[Element data from apps and pages]

◆ ◆ ◆

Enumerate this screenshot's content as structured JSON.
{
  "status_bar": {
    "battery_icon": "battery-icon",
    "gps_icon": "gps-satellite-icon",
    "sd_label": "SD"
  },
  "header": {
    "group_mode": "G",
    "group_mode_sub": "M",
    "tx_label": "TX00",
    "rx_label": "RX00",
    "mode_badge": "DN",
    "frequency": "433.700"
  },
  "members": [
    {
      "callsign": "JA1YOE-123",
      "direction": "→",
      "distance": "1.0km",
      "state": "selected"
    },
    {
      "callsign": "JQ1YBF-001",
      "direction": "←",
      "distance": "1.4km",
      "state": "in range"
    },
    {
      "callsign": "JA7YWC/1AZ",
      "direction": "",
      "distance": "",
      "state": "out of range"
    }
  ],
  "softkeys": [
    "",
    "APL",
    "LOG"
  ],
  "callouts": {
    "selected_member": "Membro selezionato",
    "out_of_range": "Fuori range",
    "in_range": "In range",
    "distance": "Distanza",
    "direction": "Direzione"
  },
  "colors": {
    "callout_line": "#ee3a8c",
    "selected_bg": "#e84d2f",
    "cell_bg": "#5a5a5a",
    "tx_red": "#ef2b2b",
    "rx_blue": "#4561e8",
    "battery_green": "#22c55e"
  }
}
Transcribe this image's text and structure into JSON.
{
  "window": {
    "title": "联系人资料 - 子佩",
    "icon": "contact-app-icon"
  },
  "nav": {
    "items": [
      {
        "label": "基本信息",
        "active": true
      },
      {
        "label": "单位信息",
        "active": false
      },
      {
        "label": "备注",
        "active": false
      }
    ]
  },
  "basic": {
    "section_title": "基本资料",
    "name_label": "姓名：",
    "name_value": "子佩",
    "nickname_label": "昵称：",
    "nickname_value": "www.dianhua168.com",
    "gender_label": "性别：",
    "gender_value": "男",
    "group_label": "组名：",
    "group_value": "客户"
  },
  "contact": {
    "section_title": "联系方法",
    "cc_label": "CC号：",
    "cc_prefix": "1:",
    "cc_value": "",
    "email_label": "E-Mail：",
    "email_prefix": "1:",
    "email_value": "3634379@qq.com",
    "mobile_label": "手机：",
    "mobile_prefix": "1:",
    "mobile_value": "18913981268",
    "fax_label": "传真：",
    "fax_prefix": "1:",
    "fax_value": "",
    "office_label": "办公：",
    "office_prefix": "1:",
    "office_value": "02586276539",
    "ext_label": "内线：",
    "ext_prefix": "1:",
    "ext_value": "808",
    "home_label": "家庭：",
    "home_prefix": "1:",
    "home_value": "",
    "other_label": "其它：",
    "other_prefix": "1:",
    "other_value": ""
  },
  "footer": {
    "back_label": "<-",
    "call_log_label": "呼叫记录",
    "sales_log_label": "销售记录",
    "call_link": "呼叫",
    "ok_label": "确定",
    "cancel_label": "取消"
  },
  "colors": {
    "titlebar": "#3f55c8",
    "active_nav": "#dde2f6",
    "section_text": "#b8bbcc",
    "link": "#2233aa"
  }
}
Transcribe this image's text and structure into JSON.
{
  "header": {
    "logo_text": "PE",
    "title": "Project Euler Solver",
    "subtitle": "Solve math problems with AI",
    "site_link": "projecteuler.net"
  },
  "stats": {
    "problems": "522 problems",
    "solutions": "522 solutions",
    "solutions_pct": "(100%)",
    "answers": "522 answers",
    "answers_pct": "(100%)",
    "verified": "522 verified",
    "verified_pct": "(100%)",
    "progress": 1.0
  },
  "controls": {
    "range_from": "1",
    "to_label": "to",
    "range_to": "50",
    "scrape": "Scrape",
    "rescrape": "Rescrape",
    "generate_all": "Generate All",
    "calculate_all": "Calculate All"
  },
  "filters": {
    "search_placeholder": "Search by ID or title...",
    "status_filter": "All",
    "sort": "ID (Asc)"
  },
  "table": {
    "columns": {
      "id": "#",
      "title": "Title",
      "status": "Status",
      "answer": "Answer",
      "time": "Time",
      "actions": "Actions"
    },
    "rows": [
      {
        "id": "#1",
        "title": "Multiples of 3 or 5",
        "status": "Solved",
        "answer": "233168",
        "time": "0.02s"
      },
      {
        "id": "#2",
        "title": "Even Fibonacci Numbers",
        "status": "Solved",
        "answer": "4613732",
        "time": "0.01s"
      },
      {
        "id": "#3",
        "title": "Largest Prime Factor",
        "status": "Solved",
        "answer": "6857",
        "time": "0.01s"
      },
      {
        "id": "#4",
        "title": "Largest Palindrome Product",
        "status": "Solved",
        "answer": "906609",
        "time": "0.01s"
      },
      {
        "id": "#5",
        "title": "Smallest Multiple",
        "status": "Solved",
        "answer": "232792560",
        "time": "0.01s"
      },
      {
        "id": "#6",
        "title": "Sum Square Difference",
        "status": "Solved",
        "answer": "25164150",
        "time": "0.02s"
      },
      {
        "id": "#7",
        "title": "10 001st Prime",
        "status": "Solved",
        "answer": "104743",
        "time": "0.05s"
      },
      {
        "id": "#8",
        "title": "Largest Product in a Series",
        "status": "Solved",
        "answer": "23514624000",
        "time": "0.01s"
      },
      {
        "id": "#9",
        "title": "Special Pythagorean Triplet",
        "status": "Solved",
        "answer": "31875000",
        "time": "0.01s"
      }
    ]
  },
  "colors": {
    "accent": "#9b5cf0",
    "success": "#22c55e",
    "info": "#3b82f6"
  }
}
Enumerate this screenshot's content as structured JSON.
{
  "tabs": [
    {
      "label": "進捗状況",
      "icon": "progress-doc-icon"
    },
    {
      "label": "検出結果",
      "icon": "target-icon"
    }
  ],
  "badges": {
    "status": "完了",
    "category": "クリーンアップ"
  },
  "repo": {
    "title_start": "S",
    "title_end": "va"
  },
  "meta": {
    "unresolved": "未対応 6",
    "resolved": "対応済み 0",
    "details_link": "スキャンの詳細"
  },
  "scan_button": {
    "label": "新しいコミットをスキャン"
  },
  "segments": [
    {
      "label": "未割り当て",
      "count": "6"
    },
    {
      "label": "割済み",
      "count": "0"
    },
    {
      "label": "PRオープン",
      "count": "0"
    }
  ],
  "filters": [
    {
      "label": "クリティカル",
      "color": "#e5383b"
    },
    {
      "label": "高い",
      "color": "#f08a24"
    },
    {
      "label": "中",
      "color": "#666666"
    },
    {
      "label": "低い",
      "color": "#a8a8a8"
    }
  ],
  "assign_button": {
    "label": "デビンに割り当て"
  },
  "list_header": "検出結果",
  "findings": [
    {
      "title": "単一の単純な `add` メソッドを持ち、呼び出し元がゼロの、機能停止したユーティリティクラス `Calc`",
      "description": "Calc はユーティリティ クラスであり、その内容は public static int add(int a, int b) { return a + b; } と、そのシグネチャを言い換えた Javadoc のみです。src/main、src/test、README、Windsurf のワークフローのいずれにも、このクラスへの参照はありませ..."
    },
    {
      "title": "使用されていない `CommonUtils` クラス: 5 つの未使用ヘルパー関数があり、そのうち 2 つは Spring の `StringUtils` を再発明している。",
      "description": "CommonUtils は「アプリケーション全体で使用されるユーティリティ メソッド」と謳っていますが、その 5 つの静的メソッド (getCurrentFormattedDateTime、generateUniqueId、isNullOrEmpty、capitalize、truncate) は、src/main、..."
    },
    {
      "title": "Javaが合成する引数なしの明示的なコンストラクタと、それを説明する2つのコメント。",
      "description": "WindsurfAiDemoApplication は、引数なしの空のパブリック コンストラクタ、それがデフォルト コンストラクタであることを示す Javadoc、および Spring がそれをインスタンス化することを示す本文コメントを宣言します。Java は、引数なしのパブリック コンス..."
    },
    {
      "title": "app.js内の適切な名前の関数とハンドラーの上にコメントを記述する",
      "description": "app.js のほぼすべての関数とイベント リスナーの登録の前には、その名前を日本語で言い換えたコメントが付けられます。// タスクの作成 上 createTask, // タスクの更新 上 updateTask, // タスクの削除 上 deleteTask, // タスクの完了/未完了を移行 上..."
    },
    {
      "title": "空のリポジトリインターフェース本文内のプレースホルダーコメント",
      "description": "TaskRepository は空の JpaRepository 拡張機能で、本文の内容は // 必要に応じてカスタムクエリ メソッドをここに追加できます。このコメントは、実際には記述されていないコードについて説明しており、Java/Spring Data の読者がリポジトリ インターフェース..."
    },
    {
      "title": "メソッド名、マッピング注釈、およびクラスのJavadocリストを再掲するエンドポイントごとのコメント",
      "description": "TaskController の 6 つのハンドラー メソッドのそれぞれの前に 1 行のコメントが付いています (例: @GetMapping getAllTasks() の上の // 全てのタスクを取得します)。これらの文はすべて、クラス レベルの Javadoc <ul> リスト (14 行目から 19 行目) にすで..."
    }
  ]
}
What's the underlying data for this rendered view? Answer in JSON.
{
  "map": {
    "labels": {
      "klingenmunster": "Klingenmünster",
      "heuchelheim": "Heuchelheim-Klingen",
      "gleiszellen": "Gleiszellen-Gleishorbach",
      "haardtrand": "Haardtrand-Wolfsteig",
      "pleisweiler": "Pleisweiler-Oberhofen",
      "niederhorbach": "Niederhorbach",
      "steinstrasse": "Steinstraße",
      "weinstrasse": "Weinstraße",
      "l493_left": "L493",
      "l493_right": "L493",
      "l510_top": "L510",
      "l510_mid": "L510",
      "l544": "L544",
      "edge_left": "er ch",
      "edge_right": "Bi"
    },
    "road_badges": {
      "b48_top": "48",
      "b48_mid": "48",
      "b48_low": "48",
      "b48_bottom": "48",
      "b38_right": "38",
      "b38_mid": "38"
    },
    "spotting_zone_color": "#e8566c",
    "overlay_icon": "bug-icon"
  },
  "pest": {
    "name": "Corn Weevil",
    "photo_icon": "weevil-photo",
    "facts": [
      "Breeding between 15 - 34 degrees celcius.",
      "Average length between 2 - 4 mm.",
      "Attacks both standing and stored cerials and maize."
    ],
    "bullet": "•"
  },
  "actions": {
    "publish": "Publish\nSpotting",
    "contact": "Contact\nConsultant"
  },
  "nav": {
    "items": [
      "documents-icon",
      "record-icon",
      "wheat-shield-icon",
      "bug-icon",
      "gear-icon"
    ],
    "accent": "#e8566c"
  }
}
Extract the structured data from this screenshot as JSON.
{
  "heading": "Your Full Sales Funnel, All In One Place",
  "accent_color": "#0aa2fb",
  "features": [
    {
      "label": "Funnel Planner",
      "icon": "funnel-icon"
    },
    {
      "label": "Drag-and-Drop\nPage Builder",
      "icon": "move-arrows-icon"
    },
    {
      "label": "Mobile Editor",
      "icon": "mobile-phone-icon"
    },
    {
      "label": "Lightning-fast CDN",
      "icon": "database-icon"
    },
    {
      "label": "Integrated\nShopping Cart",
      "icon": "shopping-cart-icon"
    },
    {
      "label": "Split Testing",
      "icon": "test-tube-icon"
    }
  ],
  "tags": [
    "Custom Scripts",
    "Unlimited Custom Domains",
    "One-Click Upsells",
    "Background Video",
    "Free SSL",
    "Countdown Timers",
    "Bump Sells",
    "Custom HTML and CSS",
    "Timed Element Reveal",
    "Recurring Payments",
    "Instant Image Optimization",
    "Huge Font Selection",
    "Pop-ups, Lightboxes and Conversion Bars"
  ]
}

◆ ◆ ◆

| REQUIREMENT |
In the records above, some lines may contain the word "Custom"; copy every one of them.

| SOLUTION FOR THIS PROBLEM |
    "Custom Scripts",
    "Unlimited Custom Domains",
    "Custom HTML and CSS",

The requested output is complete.